Israel ranks 10th on the Bloomberg Innovation Index, which scores countries using seven criteria, including research and development spending and concentration of high-tech public companies. Israel was the only country to beat South Korea in the R&D category, where Israel ranks first in the world in expenditure on R&D as a percentage of GDP.
Global beta site
Innovation is also Israel’s biggest export, with high-tech totaling $45B in 2017, about 45% of Israel’s export total, according to the Israel Export Institute. The World Economic Forum ranks Israel third in the innovation category on its Global Competitive Index.
It had to be like this: The country doesn’t have any significant manufacturing or services sector big enough to service international markets. It has very little natural resources – the new offshore natural gas fields excluded.

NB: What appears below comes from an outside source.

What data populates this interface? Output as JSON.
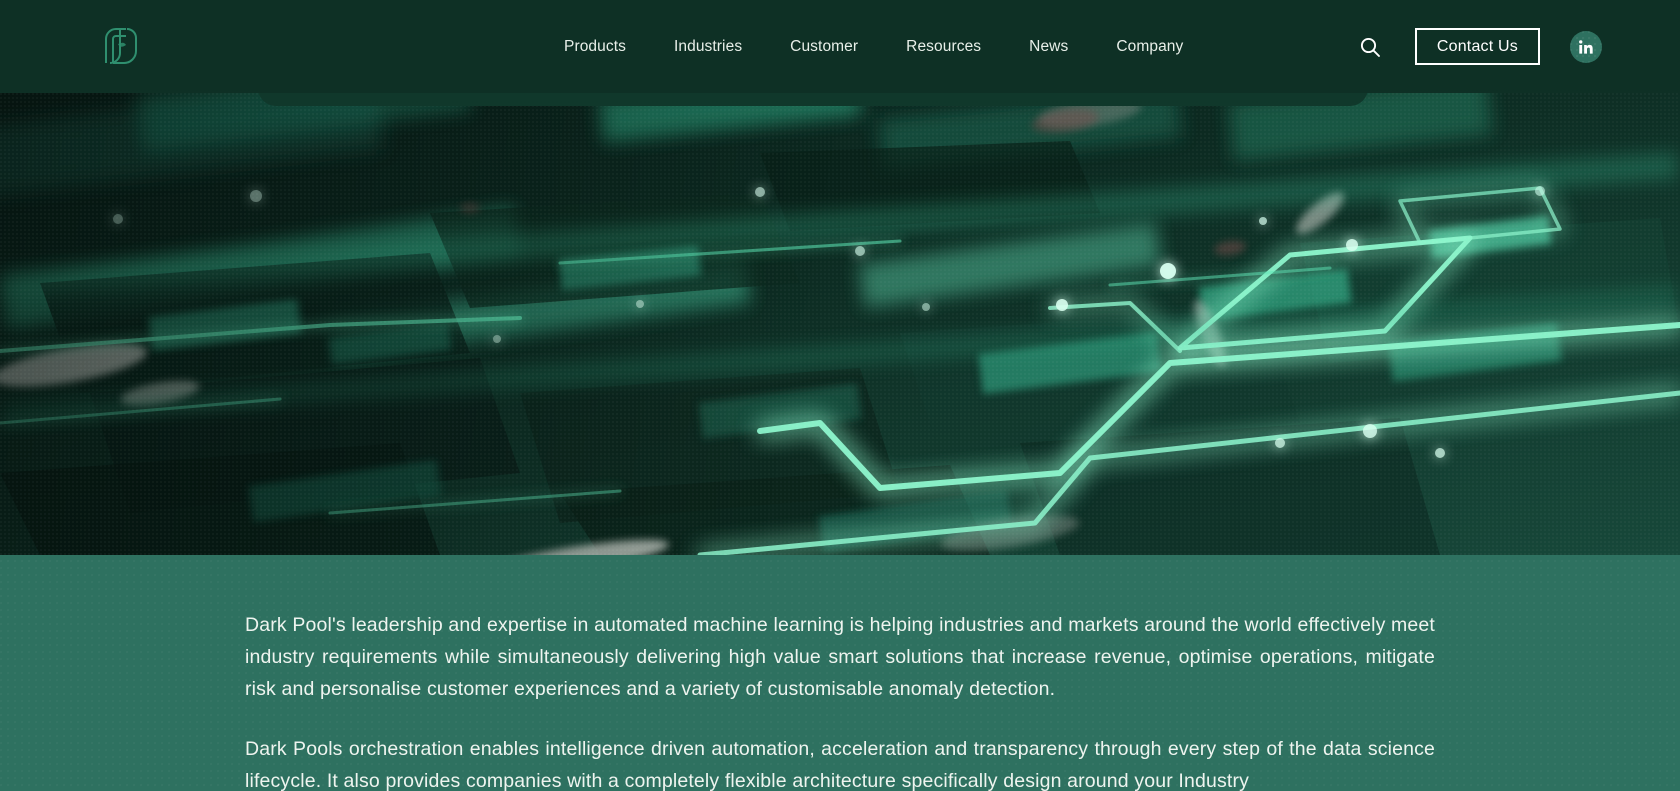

Instead, Israel is the world’s innovation incubator, a global beta site and test hub for new technologies and digital transformation in everything from life sciences to autonomous vehicles.
There are now over 300 multinational corporations operating R&D centers, innovation labs or incubators, or scouting for early stage start-ups. The rate of this global activity is itself increasing, as is the number of countries where these multinationals come from, including growing representation from China, Japan and India.
1 start-up per 1,400 people
While Israel makes up only 0.11% of the world’s population, it gets around 17% of global cyber investment, 8% of global IoT investment, 7.5% of worldwide private investment in Insurtech, and 7% of global smart farming investment.
Underpinning much of this innovation are around 6,000 innovation companies – defined by Start-Up Nation Central as a business entity that pursues research and development (R&D) in Israel, offers an original, proprietary technology product which it has developed, and whose founding team includes at least one Israeli citizen.
So, for a country of 8.5 million, that’s around one start-up per 1,400 people! The average number in the whole of Europe, by comparison, is one start-up per 20,000 people. Supporting that entrepreneurial activity are nine public universities, about 400 investors, 26 Foreign Corporate Venture Capital Funds, 250 hubs (co-working spaces, incubators, accelerators), and 16 university and hospital tech transfer offices. About 8% of Israel’s workforce is employed in the high-tech sector, compared with 4% in the U.S.
Jump in R&D centers
There are now some 303 multinationals operating 344 R&D centers in Israel (some have more than one). According to the Central Bureau of Statistics, between 1989 and 2004, multinationals opened R&D centers in Israel at an average rate of 3.6 per year. The rate increased significantly starting from 2004, and over the next 12 years there was an average of 19.5 multinational R&D centers opening in Israel every year.
From 2014 until the first six months of 2018, around 117 multinational corporations from 21 countries opened R&D centers in Israel. That’s an average of 23.4 R&D centers per year! At least 80 of these 117 centers were opened as a result of acquisitions of local start-ups, meaning 68% of them are ‘acquihires.’ The others were opened without a prior acquisition.
The wide majority of multinationals opening innovation centers in Israel over the past five years are US-based companies, 67 in total; with Canadian corporations opening five; British and Chinese setting up seven each; Japanese corporations with three; Swiss, German, French, Indian, Dutch and Russian corporations with two each; and Brazilian, Swedish, Ukrainian, Spanish, Argentinian, Australian and Thai companies with one each.
Want to enjoy 'Zen' reading - with no ads and just the article? Subscribe todaySubscribe now